“I went down, strapped the duffel to the rear rack of the bike, and rode it over to the Bowery, to the Kastles’. It was my first ride through the streets of New York City, but on a bike I already knew. I had to watch out for potholes, and cabs that came to sudden stops, but crossing Broadway, zooming up Spring Street, passing trucks, hanging a left onto the Bowery, the broadness of the street, the tall buildings in the north distance, the sense of being in, but not of, the city, moving through it with real velocity, wind in my face, were magical. I was separate, gliding, untouchable. A group of winos in front of the Bowery hotel gave me the thumbs-up. At a stoplight, a man in the backseat of a cab, a cigarette hanging from his lips, rolled down his window and complimented the bike. He wasn’t coming on to me. He was envious. He wanted what I had like a man might want something another man has.

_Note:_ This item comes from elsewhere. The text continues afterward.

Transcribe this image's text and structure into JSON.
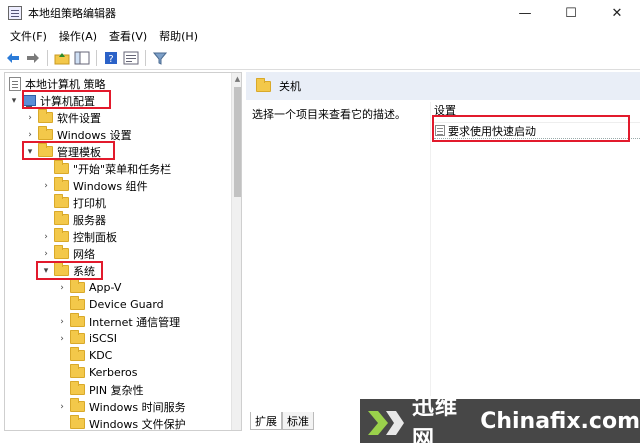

There was a performance in riding the Moto Valera through the streets of New York that felt pure. It made the city a stage, my stage, while I was simply getting from one place to the next. Ronnie said that certain women were best viewed from the window of a speeding car, the exaggeration of their makeup and their tight clothes. But maybe women were meant to speed past, just a blur. Like China girls. Flash, and then gone. It was only a motorcycle but it felt like a mode of being.”
–Rachel Kushner, The Flamethrowers